------ Supplied information ------
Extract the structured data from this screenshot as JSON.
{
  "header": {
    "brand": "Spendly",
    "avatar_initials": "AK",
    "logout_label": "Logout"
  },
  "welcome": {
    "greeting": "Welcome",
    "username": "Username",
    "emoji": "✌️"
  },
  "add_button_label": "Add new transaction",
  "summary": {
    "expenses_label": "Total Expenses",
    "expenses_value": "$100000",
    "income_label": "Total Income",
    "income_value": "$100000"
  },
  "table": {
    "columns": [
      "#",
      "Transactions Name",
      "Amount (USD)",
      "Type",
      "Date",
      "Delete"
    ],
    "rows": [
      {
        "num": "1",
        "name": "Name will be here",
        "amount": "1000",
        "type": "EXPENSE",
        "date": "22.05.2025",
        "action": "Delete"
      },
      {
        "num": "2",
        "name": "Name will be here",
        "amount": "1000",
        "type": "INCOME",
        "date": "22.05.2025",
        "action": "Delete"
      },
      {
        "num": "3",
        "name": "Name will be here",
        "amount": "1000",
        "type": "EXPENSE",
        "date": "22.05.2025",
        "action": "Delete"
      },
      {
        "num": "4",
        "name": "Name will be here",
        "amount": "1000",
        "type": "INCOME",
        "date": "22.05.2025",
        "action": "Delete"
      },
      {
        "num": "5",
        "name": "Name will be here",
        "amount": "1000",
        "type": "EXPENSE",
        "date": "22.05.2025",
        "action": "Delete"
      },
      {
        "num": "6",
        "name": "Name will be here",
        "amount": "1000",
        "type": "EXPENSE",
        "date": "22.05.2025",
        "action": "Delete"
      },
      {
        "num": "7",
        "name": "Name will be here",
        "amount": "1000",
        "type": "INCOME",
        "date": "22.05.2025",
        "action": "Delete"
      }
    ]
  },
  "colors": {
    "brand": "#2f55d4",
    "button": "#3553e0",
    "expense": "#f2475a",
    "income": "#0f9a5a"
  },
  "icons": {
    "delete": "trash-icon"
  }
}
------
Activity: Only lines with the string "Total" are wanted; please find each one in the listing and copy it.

Expected answer:
    "expenses_label": "Total Expenses",
    "income_label": "Total Income",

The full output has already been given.